Start to wind down 1 – 3 hours before bed time. Start a pre-sleep ritual to prepare the body and mind for sleep. And control for factors such as background noise, intrusive events, block out light by using black out curtains, use a reliable, regular, effective alarm clock (if using a cell phone put it on airplane mode), use a comfortable mattress and pillow, and make sure your house is safe and doors and windows are locked.

Osteoporosis

Osteoporosis risk increases following menopause. Osteoporosis is a condition that causes bones to lose density and become brittle and weak, increasing the risk of fractures in the thoracic vertebrae, hips, and wrists (www.mayoclinic.org). Since osteoporosis risk increases following menopause, strength training is a “must” for all menopausal clients. High and low intensity resistance training increases bone mineral density (BMD), muscle strength, and balance (Petersen, Hastings, and Gottschall, 2017).

Tips for Resistance Training for Menopausal Clients

Osteoporosis affects three primary areas of the body: 1) thoracic vertebrae, 2) head of the femur, and 3) wrist. As such, resistance training must be focused on increasing bone mineral density of these three areas, especially the thoracic spine. The mechanism of increasing BMD is the muscle pulling on a tendon which pulls on bone, through mechanical loading, stimulating bone formation and retaining calcium in the bones that are bearing the load. Use only neutral spine loading exercises, avoiding trunk flexion and lateral flexion (Betz 2005).

Some of the most important exercises include the following:

Tai Chi and Yoga for the Menopausal Client

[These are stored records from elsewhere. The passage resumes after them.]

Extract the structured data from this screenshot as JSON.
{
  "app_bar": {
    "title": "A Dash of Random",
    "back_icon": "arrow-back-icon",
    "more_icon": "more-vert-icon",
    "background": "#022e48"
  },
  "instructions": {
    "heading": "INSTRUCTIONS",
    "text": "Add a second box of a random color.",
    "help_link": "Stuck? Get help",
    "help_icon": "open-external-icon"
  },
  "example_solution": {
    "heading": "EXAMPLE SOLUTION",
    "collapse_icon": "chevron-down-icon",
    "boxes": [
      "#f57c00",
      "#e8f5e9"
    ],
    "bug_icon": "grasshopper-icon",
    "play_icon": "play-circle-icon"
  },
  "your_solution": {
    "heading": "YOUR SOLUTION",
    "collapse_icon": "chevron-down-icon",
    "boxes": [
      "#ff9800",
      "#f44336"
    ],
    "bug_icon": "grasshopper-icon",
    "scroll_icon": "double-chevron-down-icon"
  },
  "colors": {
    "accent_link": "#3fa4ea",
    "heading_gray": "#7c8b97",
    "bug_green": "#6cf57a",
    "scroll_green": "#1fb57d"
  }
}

Innes, Selfe, and Vishnu (2010) conducted a review of literature on mind-body exercises for menopausal symptoms. The exercises included: yoga and/or meditation-based programs, Tai Chi, and other relaxation practices, including muscle relaxation and breath-based techniques, relaxation response training, and low frequency sound-wave therapy. Eight of the nine studies using yoga, Tai Chi, and meditation-based programs showed improvement in over-all menopausal symptoms and night sweats/flashes, six of seven studies showed improved mood and sleep with yoga-based programs, and four studies reported reduced musculoskeletal pain. Results from the remaining nine trials suggest that breath-based and other relaxation therapies also show promise for alleviating menopausal symptoms and night sweats/hot flashes.

References

Alhola, P., and Polo-Kantola, P. (2007) Sleep deprivation: Impact on cognitive performance, Neuropsychiatric Disease and Treatment, 3(5): 553–567.

Avis, N.E. et al., (2001) Longitudinal study of hormone levels and depression among women transitioning through menopause. Climacteric, 4(3):243-249.

Betz, S. Modifying Pilates for Clients with Osteoporosis. IDEA Fitness Journal, https://www.ideafit.com/fitness-library/modifying-pilates-for-clients-with-osteoporosis, Retrieved June 22, 2018.

Innes, K. E., Selfe, T. K. and Vishnu, A. (2010) Mind-body Therapies for Menopausal Symptoms: A Systematic Review, Maturitas, 66(2): 135–149.

Menopause: Signs and Symptoms, https://www.mayoclinic.org/diseases-conditions/menopause/symptoms-causes/syc-20353397 , Retrieved June 23, 2018.

National Sleep Foundation, https://sleepfoundation.org/sleep-topics/menopause-and-sleep , Retrieved June 21, 2018.

Petersen, B.A., Hastings, B., and Gottschall, J. S. (2017) Low load, high repetition resistance training program increases bone mineral density in untrained adults, Journal of Sports Medicine and Physical Fitness, 57(1-2):70-76.

Roehers, T.A., et al. (2004) Ethanol and Sleep Loss: A “Dose” Comparison of Impairing Effects, Sleep 26(8):981-985.